Global Governance

As the world becomes more interdependent, global governance, including global economic governance and the governance of the global commons, is increasingly relevant for achieving sustainable development. Deepening economic globalization, and increasing migration, trade and capital flows, climate change, as well as an increased activities in the global commons - those resource domains that do not fall within the jurisdiction of any one particular country, and to which all nations have access- make individual States more susceptible to policies adopted by others.

The new global partnership for development adopted in the Agenda 2030 for Sustainable Development provides an opportunity to address these global economic, social and environmental issues in a coordinated, coherent and collaborative manner. In this context, the global partnership can promote a more effective, coherent, representative and accountable global governance regime, which should contribute to the realization of the sustainable development.

The transition to global sustainable development has not been successful yet. Economic and social development has seen progress, but numerous challenges remain, while global environmental problems have become even more acute. The sharp increase in trade and capital flows make global economic governance increasingly relevant for development. However, gaps in the international trade, finance and technology regimes have reinforced rather than curbed global imbalances.

Achieving a more enabling and inclusive system of global economic governance will therefore be critical to overcoming these shortcomings and to enabling sustainable development. On the other hand, having a strong and effective United Nations is a critical common goal of the international community, bearing in mind that the United Nations is the only truly universal and inclusive multilateral forum.

Gaps in the global governance regime also make further progress in social development more difficult. These include the absence of adequate mechanisms to regulate the movement of workers between countries, and weak protection of the rights of migrants and their families, as well as restricted access to technologies in health, agriculture and other relevant areas.

On the other hand, the governance of the global commons represents a specific aspect of global environmental governance. Stewardship of the global commons cannot be carried out without global governance. Global commons have been traditionally defined as those parts of the planet that fall outside national jurisdictions and to which all nations have access.

International law identifies four global commons, namely the High Seas, the Atmosphere, the Antarctica and the Outer Space. These resource domains are guided by the principle of the common heritage of mankind. Resources of interest or value to the welfare of the community of nations - such as tropical rain forests and biodiversity - have lately been included among the traditional set of global commons as well, while some define the global commons even more broadly, including science, education, information and peace.
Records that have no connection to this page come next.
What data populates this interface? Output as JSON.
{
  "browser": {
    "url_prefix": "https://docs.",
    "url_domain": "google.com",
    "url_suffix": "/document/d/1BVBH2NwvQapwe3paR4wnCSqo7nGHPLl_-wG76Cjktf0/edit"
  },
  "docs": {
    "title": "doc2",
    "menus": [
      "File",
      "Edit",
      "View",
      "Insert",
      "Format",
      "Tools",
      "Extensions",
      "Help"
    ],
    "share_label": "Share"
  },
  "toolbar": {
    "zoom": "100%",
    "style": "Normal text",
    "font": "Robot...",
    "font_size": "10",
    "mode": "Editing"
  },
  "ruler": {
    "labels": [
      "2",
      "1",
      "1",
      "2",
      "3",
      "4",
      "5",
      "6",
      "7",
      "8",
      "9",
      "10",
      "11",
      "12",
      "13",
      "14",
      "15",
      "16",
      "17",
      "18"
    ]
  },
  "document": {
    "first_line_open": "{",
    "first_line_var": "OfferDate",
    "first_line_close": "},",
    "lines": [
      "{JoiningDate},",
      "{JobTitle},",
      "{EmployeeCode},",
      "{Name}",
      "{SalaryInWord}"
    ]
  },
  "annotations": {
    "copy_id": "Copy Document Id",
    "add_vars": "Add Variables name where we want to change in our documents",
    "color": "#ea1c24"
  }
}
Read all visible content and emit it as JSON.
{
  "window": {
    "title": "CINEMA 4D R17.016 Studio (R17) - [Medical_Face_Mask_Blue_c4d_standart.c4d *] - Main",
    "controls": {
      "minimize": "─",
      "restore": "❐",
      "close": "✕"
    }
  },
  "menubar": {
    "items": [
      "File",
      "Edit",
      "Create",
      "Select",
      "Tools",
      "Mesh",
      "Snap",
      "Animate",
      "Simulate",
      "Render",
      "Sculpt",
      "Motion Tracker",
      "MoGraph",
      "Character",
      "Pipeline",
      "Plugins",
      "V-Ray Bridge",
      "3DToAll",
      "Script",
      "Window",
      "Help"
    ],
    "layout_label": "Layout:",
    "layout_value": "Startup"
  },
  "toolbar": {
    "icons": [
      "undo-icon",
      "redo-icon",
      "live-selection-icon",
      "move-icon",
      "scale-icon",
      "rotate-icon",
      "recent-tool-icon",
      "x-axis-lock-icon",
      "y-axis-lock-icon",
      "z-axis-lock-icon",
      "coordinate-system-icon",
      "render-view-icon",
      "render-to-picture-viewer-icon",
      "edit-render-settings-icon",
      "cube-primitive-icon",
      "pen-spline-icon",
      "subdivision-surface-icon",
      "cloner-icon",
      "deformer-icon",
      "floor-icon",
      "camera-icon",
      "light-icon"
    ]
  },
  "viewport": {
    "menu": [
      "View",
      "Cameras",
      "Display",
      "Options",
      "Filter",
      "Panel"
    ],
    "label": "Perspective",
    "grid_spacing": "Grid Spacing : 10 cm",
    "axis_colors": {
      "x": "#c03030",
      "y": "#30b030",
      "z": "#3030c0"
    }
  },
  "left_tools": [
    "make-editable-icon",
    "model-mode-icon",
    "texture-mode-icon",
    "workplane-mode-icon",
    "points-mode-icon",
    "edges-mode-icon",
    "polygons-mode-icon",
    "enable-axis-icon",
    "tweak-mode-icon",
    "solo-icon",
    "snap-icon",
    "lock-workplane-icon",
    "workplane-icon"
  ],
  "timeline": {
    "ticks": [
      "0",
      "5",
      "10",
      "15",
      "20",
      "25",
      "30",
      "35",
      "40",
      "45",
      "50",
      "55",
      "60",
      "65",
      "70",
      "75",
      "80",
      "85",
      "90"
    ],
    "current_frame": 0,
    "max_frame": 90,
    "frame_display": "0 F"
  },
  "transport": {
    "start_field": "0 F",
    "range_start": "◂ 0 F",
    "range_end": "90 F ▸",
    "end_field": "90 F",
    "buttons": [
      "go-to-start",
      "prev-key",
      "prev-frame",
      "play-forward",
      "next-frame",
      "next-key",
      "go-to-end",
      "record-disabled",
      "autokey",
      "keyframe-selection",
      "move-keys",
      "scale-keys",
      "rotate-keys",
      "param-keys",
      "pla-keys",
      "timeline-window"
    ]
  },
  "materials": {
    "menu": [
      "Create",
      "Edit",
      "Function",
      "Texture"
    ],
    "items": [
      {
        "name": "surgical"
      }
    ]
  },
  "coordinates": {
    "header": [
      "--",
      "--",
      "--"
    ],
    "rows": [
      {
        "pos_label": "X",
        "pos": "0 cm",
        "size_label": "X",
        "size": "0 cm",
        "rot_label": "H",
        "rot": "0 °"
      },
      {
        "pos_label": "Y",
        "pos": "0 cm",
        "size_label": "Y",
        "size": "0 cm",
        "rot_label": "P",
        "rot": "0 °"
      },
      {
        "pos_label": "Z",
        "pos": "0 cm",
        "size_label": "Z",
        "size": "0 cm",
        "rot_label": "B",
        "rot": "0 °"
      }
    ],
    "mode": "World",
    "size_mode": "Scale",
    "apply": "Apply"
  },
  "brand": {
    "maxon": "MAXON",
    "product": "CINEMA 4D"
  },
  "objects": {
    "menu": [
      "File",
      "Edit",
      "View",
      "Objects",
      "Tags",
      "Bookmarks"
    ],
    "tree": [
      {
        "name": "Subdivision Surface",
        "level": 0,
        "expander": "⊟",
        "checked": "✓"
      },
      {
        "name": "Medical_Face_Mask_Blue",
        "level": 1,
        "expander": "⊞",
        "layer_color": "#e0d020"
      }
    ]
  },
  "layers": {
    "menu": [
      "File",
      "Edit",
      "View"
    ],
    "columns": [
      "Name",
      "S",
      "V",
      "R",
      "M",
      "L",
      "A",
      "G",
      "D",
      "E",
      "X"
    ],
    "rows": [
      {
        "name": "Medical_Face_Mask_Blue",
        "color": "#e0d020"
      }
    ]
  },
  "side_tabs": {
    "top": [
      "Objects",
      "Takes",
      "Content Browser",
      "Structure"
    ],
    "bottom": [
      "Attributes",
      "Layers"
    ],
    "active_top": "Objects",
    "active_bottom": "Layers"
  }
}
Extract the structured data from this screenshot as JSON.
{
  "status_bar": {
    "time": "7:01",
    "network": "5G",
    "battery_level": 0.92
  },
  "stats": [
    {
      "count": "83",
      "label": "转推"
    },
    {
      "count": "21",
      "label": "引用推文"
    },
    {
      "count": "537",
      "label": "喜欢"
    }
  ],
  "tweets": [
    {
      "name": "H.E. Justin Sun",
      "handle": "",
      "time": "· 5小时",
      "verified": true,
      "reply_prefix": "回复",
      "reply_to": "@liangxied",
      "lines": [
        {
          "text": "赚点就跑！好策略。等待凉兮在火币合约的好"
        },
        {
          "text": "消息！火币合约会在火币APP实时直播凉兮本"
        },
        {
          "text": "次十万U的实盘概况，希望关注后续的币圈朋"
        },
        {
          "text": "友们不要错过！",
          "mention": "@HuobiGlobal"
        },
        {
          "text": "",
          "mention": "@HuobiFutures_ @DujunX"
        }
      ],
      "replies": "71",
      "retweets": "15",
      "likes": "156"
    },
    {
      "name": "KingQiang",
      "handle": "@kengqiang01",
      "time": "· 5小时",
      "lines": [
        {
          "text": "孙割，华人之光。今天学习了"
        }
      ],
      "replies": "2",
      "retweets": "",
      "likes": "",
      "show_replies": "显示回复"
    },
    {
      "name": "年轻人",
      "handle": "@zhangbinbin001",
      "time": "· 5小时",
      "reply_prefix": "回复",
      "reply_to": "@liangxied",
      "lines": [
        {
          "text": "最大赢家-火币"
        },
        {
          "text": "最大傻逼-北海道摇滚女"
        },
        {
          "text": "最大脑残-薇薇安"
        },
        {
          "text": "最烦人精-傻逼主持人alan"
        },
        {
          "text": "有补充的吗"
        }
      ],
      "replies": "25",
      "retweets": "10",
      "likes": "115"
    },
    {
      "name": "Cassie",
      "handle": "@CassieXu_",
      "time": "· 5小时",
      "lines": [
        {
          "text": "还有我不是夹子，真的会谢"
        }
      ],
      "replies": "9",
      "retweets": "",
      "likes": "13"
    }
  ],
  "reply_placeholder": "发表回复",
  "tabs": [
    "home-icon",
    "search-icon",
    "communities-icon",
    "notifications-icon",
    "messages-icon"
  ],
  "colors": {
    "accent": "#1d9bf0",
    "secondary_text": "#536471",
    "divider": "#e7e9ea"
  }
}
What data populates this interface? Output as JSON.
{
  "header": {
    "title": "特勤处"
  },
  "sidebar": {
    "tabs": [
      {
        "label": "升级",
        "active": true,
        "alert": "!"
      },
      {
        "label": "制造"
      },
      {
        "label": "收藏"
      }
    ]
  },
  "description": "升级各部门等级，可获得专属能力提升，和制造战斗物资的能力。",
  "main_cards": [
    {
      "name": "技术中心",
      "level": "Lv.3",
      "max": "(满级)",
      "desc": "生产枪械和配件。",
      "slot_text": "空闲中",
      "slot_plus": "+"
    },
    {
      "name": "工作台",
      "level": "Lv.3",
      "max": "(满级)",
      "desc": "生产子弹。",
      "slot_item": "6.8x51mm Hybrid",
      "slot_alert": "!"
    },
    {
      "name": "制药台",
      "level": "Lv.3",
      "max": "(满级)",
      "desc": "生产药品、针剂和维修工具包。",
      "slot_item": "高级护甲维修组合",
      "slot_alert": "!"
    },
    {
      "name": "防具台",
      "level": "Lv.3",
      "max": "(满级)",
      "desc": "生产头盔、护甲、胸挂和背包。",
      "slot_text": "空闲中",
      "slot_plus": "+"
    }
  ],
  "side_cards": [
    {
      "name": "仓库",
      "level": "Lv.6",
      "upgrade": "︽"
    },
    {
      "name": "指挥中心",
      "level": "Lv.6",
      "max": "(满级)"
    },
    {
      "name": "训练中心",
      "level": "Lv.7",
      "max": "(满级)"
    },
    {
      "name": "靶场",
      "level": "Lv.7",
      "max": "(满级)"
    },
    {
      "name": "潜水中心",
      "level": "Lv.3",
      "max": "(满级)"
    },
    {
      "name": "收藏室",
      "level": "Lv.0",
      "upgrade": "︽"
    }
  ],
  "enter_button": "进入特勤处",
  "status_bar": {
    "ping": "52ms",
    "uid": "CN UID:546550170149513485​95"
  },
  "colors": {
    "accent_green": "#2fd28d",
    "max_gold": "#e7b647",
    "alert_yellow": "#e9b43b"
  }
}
The implementation of the common heritage principle and common responsibilities relates directly to the four key enabling factors which have been identified as cornerstone of the Agenda 2030 for Sustainable Development: inclusive social development, inclusive economic development, environmental sustainability and peace and security.